This was so much fun. Thanks so much for being with us today and may you have much success with your current and upcoming releases!
Blurb: Brady Garrett needs to go home. He’s a conscripted recruit on Defender Three, one of a network of stations designed to protect the Earth from alien attack. He's also angry, homesick, and afraid. If he doesn’t get home he’ll lose his family, but there’s no way back except in a body bag.
Cameron Rushton needs a heartbeat. Four years ago Cam was taken by the Faceless — the alien race that almost destroyed Earth. Now he’s back, and when the doctors make a mess of getting him out of stasis, Brady becomes his temporary human pacemaker. Except they’re sharing more than a heartbeat: they’re sharing thoughts, memories, and some very vivid dreams.

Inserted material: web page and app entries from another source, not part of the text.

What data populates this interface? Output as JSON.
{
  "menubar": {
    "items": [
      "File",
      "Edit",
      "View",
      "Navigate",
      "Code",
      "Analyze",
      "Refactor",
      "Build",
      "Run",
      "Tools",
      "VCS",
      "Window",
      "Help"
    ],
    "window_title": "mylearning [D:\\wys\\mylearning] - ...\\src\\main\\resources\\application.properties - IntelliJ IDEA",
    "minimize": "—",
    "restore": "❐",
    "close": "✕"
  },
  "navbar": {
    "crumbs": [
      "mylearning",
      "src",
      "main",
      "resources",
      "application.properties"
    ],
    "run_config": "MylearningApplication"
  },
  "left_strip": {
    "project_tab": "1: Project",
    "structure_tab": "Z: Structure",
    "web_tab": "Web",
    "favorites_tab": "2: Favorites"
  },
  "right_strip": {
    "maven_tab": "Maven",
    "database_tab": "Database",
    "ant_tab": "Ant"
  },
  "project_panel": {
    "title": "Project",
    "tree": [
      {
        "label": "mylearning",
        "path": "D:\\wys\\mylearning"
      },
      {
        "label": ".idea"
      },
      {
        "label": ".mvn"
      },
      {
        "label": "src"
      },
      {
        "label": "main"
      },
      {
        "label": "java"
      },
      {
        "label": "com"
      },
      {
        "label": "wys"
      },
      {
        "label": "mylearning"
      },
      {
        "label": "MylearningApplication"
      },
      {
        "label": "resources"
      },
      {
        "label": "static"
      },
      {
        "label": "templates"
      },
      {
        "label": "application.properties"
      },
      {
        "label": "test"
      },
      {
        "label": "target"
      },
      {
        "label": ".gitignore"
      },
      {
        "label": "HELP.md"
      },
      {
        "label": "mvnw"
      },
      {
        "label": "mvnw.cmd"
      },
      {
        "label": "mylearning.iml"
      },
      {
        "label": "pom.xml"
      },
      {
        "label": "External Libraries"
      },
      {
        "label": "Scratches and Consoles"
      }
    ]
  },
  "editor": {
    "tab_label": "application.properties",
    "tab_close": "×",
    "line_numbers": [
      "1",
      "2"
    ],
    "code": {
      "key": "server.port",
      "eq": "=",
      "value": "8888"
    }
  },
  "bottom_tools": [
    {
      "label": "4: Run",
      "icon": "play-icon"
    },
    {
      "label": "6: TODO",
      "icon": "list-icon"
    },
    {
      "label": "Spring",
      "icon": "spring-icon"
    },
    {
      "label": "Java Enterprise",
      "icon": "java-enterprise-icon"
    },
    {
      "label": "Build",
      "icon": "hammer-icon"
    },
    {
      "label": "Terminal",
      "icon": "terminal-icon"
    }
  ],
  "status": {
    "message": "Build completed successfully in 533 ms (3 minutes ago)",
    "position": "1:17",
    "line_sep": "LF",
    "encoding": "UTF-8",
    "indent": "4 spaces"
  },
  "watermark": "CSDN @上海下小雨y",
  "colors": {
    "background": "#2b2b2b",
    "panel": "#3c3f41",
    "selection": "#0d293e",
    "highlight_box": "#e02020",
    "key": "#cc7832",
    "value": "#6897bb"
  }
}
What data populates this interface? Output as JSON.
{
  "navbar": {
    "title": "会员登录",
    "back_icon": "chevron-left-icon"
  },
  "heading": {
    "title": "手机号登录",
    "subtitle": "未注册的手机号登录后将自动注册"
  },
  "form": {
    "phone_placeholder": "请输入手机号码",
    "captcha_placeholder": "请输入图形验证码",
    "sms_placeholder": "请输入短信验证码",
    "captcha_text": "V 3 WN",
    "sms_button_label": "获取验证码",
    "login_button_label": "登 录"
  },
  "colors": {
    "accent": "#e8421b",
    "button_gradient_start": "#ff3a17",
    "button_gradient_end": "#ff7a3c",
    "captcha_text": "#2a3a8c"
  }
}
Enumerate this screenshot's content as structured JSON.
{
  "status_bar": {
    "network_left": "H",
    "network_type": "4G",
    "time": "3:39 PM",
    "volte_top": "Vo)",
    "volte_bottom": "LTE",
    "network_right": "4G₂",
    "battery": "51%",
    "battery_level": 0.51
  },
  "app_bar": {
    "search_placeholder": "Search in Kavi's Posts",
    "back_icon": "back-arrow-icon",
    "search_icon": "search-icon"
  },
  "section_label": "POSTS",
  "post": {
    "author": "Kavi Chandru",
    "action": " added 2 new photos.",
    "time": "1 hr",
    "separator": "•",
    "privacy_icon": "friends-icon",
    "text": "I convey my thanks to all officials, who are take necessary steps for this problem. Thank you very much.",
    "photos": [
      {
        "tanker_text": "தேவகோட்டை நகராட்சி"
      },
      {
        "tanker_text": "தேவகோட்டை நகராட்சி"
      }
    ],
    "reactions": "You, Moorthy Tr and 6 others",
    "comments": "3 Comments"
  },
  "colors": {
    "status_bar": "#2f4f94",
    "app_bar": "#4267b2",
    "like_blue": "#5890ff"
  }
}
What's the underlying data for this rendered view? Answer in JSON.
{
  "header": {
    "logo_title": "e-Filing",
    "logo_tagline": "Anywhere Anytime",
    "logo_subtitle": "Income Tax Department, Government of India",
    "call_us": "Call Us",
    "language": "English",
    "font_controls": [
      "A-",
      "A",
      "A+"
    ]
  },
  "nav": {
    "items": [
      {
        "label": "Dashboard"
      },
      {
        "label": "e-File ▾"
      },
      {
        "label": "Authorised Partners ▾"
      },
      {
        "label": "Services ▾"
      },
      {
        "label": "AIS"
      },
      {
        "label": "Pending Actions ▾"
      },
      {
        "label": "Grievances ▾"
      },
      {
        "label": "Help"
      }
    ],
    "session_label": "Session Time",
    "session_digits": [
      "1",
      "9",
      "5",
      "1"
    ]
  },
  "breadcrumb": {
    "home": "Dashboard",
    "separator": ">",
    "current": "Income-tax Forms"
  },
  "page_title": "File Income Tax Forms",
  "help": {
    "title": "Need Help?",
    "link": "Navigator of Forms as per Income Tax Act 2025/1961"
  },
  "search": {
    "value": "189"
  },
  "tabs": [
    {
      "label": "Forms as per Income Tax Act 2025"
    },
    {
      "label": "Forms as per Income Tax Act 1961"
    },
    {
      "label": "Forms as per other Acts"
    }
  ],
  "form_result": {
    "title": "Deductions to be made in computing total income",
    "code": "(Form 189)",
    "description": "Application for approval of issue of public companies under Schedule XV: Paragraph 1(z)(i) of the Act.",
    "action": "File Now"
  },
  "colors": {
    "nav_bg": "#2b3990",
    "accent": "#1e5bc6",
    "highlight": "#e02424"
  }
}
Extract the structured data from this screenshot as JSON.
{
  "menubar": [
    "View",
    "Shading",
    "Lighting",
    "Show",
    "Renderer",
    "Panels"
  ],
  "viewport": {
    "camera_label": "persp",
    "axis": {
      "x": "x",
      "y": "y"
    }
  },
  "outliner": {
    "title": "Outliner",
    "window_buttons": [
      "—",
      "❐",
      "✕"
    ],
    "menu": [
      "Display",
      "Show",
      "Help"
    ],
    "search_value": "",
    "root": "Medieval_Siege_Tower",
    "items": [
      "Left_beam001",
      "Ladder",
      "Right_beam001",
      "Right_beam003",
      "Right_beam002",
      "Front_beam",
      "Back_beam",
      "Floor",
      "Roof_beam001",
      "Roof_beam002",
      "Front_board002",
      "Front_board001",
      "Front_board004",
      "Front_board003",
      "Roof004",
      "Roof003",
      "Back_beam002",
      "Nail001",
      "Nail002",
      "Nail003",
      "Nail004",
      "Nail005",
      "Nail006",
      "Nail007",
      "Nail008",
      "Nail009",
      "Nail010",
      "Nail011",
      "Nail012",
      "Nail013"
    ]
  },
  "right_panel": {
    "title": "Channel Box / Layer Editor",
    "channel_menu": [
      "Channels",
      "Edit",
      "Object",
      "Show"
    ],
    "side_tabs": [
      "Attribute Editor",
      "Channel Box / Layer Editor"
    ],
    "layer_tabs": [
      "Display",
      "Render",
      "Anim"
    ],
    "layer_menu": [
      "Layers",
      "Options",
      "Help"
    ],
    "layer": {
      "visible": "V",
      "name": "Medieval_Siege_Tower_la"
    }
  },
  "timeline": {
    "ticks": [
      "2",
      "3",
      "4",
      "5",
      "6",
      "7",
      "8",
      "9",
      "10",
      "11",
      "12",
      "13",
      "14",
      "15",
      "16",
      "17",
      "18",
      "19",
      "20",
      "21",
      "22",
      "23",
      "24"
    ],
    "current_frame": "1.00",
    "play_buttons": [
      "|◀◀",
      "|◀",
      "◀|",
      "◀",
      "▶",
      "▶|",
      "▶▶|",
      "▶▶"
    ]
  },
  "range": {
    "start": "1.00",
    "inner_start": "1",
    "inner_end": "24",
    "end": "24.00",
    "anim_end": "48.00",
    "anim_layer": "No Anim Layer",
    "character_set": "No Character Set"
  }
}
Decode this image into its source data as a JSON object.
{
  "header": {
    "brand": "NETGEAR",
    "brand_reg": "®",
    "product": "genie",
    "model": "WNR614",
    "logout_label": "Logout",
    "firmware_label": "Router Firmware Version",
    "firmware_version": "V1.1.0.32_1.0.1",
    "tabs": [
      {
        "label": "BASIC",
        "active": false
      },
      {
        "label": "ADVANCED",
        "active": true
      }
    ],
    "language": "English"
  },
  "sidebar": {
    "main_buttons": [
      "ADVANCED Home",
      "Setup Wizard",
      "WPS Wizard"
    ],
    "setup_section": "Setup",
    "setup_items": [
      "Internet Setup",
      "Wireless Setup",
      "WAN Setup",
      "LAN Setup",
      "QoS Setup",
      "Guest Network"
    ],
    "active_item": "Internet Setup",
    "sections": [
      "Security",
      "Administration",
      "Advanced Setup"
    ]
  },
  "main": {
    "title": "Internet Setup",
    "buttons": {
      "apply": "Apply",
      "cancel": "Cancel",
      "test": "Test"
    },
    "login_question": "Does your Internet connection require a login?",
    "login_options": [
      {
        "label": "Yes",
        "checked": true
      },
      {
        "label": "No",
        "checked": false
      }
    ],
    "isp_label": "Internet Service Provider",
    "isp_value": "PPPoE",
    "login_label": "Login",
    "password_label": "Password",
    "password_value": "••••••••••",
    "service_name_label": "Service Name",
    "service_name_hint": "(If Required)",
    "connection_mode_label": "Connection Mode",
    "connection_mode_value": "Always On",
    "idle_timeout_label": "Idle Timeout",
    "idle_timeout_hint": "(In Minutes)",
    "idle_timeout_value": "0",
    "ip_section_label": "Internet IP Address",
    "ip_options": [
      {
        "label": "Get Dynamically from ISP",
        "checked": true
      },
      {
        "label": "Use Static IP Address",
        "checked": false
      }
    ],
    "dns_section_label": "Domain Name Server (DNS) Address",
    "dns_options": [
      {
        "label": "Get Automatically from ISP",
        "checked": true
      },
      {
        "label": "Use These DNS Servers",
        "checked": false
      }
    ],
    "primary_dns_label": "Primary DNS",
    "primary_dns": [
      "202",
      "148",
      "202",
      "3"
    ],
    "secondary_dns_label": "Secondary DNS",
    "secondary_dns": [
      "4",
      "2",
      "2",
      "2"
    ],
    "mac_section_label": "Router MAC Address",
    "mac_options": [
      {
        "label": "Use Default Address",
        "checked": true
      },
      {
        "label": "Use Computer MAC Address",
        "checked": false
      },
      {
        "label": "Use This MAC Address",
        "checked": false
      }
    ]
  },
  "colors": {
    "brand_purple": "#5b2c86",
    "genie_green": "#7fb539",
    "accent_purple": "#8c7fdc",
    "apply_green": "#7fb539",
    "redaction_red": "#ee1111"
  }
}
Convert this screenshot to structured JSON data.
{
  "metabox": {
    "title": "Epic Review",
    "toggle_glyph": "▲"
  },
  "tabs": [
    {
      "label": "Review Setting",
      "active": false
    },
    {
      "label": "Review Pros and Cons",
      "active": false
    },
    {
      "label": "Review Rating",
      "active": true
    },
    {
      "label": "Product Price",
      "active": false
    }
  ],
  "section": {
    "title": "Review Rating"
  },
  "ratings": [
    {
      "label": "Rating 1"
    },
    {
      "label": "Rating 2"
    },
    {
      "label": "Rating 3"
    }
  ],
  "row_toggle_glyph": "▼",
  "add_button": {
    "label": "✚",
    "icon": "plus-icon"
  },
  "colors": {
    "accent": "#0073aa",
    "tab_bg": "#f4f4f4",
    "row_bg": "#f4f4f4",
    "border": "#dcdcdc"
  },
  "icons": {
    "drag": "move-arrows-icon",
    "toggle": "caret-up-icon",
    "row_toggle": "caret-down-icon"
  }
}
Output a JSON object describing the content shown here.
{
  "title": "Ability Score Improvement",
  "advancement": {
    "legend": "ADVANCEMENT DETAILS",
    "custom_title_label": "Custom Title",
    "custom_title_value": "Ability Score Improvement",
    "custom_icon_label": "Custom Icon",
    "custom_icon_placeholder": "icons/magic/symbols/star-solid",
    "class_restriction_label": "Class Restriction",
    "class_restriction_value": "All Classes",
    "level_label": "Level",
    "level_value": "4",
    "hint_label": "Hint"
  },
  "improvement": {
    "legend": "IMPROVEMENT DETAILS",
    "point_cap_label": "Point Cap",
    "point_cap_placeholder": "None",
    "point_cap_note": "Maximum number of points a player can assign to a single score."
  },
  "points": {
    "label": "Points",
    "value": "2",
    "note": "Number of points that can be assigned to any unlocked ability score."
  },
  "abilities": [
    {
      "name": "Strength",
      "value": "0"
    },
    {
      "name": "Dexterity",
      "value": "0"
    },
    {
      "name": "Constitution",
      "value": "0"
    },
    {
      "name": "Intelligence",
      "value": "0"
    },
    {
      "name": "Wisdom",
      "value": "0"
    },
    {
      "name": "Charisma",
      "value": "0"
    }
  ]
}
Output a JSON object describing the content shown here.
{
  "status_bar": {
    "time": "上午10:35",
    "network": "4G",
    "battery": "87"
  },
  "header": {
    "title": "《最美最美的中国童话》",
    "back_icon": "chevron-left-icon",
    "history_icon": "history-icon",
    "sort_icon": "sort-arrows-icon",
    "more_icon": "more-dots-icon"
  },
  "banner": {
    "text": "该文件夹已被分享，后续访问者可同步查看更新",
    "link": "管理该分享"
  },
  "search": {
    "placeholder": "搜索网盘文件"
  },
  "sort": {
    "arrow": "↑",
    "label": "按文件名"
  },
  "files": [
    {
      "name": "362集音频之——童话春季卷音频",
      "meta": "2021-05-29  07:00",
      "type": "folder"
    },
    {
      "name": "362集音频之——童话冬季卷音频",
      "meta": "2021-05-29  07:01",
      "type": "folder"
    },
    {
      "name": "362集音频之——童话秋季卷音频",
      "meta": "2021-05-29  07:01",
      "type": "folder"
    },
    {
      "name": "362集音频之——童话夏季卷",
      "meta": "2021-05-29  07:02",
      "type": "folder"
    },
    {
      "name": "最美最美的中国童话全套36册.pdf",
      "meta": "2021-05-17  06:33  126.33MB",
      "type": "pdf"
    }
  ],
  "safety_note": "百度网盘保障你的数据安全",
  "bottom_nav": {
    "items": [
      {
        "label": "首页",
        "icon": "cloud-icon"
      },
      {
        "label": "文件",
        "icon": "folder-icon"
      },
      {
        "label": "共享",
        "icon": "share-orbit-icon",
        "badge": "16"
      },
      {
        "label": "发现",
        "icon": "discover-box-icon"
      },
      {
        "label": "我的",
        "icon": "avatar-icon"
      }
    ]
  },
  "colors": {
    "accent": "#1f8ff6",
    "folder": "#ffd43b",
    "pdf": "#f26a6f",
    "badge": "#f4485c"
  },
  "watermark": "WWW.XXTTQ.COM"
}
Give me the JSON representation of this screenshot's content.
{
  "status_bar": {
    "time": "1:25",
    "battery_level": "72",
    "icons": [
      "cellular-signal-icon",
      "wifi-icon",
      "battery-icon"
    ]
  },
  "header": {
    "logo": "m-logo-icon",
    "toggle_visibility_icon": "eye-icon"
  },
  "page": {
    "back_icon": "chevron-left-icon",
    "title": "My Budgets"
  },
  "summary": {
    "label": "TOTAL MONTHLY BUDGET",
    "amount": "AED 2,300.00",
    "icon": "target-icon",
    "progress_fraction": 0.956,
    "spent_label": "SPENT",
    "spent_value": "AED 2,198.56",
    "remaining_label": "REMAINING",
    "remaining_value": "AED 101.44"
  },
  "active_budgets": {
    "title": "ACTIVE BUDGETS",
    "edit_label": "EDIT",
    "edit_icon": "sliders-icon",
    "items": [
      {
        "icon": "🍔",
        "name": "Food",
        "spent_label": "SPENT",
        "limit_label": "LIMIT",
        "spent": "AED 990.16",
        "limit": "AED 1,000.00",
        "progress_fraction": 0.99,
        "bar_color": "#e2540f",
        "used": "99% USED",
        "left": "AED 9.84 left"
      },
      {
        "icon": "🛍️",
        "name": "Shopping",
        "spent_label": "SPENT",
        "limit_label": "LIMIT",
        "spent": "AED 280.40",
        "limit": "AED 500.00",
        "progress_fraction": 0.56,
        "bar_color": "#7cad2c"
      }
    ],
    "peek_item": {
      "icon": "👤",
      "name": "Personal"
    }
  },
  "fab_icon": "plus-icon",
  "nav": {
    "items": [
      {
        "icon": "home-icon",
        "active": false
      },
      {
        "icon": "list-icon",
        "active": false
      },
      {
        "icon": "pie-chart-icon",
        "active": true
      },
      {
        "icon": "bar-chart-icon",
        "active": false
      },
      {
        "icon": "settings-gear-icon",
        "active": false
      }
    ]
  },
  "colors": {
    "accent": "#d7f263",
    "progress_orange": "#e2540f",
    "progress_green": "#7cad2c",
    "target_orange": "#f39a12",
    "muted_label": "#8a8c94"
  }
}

Not that Brady’s got time to worry about his growing attraction to another guy, especially the one guy in the universe who can read his mind. It doesn’t mean anything. It’s just biochemistry and electrical impulses. It doesn’t change the truth: Brady’s alone in the universe.
Now the Faceless are coming and there’s nothing anyone can do. You can’t stop your nightmares. Cam says everyone will live, but Cam’s probably a traitor and a liar like the military thinks. But that’s okay. Guys like Brady don’t expect happy endings.
Lisa likes to tell stories, mostly with hot guys and happily ever afters.
Lisa lives in tropical North Queensland, Australia. She doesn’t know why, because she hates the heat, but she suspects she’s too lazy to move. She spends half her time slaving away as a government minion, and the other half plotting her escape.
She attended university at sixteen, not because she was a child prodigy or anything, but because of a mix-up between international school systems early in life. She studied History and English, neither of them very thoroughly.
She shares her house with a long-suffering partner, too many cats, a dog, a green tree frog that swims in the toilet, and as many possums as can break in every night. This is not how she imagined life as a grown-up.
You can find her blog here: http://www.lisahenryonline.blogspot.com
Have a wonderful weekend, all. I wish you a very happy holiday!
Hot Contemporary Romance
Edgy ~ Emotional ~ Erotic
Hot Contemporary Romance
Edgy ~ Emotional ~ Erotic